It is said that the two used to throw and kick huge boulders at each other from afar, allegedly warring over the affections of a young maiden. Jock o’ Bennachie now sleeps in a cave underneath the mountain because he lost his key. So now he is just resting there, waiting to be released. No-one has ever found the key, but definitely keep an eye out when you’re wandering!

The Route

The shortest route to the peak of Mither Tap begins at the Bennachie Visitor Centre. Start at the car park here and follow the green Mither Tap Timeline Trail which has way marked routes. You’ll begin walking along a level path through the forest alongside a wee stream. You’ll turn right after a short while to stay on the green trail, and then right again where you’ll start to head uphill a bit through the pine trees.

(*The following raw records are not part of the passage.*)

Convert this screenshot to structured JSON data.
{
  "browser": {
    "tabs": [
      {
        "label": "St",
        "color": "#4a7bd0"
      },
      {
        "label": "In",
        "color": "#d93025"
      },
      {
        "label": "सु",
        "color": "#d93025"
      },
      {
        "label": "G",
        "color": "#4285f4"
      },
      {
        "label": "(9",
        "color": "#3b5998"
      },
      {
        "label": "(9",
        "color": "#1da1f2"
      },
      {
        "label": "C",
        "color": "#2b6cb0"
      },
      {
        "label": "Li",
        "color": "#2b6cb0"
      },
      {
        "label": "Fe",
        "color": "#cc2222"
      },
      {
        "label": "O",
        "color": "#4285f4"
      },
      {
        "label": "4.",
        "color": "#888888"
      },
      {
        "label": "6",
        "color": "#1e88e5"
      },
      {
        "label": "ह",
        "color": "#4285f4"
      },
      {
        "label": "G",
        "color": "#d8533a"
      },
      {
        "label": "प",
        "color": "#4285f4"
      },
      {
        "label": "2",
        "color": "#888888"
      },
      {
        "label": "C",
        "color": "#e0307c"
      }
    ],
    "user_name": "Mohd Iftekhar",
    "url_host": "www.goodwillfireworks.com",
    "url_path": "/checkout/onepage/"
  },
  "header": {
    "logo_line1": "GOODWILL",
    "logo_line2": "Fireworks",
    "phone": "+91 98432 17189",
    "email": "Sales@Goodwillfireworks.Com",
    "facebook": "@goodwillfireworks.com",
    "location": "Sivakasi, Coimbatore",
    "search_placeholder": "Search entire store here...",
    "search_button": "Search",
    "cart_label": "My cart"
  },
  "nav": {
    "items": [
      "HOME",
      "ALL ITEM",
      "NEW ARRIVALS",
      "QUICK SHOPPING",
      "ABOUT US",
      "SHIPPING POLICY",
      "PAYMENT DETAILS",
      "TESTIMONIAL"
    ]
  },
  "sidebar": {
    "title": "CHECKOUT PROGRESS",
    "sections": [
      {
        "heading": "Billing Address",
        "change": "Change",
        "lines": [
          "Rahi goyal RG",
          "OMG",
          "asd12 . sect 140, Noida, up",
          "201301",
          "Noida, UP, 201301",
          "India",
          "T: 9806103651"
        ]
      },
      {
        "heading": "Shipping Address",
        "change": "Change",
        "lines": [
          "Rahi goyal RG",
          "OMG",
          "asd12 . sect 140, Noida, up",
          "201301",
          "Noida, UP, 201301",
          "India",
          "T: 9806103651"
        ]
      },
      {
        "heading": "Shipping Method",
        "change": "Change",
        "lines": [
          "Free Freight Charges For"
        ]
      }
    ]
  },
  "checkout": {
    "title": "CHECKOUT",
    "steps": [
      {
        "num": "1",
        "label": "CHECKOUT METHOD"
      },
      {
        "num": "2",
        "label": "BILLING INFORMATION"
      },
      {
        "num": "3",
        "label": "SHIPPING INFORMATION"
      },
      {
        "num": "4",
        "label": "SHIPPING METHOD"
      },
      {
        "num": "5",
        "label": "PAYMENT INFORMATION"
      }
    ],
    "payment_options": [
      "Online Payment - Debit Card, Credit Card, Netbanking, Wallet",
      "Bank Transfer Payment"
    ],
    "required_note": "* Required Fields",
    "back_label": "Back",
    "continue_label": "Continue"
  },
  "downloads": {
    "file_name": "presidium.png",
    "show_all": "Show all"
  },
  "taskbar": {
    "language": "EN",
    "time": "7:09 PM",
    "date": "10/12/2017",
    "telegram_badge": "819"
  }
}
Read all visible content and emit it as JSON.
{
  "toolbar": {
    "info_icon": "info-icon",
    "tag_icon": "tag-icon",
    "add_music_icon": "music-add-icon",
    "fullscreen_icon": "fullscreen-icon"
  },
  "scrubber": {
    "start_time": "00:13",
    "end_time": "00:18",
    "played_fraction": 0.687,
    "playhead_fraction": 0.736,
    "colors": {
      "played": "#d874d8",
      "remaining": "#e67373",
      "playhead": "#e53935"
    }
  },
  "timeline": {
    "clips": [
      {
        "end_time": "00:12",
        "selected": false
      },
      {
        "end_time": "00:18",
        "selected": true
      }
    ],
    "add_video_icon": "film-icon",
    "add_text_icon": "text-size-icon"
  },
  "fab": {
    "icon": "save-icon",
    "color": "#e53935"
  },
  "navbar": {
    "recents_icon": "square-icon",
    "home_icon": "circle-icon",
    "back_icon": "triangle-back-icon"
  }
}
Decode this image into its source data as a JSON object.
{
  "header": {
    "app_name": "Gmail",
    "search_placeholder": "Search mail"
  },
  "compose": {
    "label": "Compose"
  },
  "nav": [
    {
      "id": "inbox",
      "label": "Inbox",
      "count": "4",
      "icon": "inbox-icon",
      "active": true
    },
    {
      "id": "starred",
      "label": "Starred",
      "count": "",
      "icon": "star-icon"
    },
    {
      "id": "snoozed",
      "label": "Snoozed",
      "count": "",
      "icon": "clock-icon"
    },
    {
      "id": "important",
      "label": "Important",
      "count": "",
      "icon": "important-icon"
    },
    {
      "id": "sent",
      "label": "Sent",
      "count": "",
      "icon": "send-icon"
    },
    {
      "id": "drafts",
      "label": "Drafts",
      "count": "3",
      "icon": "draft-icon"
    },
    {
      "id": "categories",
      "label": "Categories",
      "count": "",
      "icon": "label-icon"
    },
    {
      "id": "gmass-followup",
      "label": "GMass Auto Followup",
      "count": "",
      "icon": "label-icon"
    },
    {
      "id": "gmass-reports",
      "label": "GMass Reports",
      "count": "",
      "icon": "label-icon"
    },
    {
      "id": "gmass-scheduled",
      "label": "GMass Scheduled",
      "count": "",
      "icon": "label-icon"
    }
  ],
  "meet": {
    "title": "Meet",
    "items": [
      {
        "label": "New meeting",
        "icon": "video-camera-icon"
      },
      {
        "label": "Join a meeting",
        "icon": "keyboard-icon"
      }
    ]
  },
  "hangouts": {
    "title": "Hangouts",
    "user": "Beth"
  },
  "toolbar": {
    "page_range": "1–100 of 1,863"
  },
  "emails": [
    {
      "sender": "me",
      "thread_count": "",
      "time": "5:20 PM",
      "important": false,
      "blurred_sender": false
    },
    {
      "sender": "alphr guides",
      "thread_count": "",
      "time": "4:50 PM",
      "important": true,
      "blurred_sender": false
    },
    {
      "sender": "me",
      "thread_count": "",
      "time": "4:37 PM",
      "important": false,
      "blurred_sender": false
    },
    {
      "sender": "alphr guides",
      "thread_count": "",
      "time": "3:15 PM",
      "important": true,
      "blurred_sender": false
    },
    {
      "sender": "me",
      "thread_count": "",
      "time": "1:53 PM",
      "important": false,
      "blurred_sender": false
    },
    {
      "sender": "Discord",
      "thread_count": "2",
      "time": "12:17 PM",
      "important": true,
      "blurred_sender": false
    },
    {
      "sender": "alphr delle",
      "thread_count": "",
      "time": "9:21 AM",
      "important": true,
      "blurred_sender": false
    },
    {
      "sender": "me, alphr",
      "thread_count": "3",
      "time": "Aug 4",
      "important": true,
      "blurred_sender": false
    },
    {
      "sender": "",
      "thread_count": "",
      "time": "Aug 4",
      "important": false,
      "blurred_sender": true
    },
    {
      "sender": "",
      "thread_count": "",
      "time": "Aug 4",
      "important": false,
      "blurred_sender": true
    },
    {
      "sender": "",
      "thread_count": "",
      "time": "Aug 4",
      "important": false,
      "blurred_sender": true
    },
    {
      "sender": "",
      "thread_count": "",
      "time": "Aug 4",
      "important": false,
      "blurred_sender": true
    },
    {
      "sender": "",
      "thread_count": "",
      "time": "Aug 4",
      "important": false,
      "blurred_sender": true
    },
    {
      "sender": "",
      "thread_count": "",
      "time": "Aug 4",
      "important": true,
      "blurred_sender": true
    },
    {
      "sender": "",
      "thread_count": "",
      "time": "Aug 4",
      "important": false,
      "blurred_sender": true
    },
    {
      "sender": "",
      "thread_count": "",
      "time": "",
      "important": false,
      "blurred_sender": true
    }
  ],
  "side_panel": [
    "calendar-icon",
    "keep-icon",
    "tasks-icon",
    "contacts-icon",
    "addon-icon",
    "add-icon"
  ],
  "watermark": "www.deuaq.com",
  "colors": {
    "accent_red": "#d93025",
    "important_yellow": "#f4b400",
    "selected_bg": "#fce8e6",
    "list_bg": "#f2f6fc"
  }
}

The forest is quite dense, but then you’ll pass the tree line and they’ll begin to thin out as you get higher up the hill. The path goes from a woodland path with roots and pine needles to a stone path winding its way up the hill, surrounded by heather and the odd windswept tree.

You’ll come to a T-junction; take the path to the left to head up to the summit of Mither Tap. From here, your route to the top will take you through the walls of the ancient stone hill fort, and up over the stones the fort entrance ruins. You will have to climb up a bit at the top but it’s not too tricky: just steep.

From here you can head back down past the walls of the fort and head to your next peak which you’ll be able to see from Mither Tap, or back down towards the visitor centre the way you came up the hill.

The path to Mither Tap is well signposted all the way up to the top and very easy to follow. Be aware that the granite slabs at the top can be slippery when it’s wet, so make sure you take care when clambering over rocks. Much like any hill, it can be very windy up there; layers are necessary! The views from up here are quite incredible though, and definitely worth it.

The Highlights

The view from the summit of Mither Tap is quite something. You can see for miles from up there, over the heather moors towards Oxen Craig in the west and over the farmland in the east all the way to the coastline and the North Sea.

Mither Tap

The kids loved the story of Jock o’ Bennachie, and they really liked exploring the hill fort and hearing about who might have built it and how long ago that really was. There are also a few good climbing trees on the path which they enjoyed!

The Stats

  • Total distance: 9.25km / 5.75 miles
  • Ascent: 490m
  • Duration: Around 4 hours to Mither Tap and back with young kids.
  • Difficulty: Moderate. Around a 3/10 difficulty with kids. There’s a very clear, easy to follow path to the peaks of Bennachie. And with the exception of a few parts that are steep it’s a pretty easy hill.
Pictish fort wall ruins

The Logistics

  • Wheels: Walks up the various peaks of Bennachie are not suitable for wheels.
  • Parking: There’s a decent car park available at the Bennachie visitor centre. You do have to pay at the machines so make sure you have coins available. (It costs around £4 for the day.)
  • Toilets: Toilets available at visitor centre.
  • Clothing needed: The path is well maintained so just dress for the weather. Some appropriate comfy footwear will do the job. Make sure you take a jumper for the top and something waterproof in case it rains.
  • Dogs: Suitable for the furry family.You’ll come across many; most off lead.

The Location

Bennacchie is located on the eastern edge of the Grampian mountain range in Aberdeenshire. The Bennachie car park is situated at the visitor centre, around 5 minutes from the A96 between Pitcaple and Blairdaff. It is roughly an hours drive from Aberdeen on one side and Elgin on the other, and a 15 minutes drive from Inverurie.

Getting there with kids by anything other than car would be an impressive adventure.

Pictish fort wall ruins

The Cost

Parking costs £3 for the day, or £2 for up to 3 hours. There are no other costs.

The Verdict

Bennachie is a great place to explore with kids. There are options on how far you want to walk, still taking in a mountain peak, so you can either head to Mither Tap and back down, or head further along the trails to the other peaks in the range. The views from the top are stunning. It really is one of the best wee hills in Scotland.

Bennachie view through the forest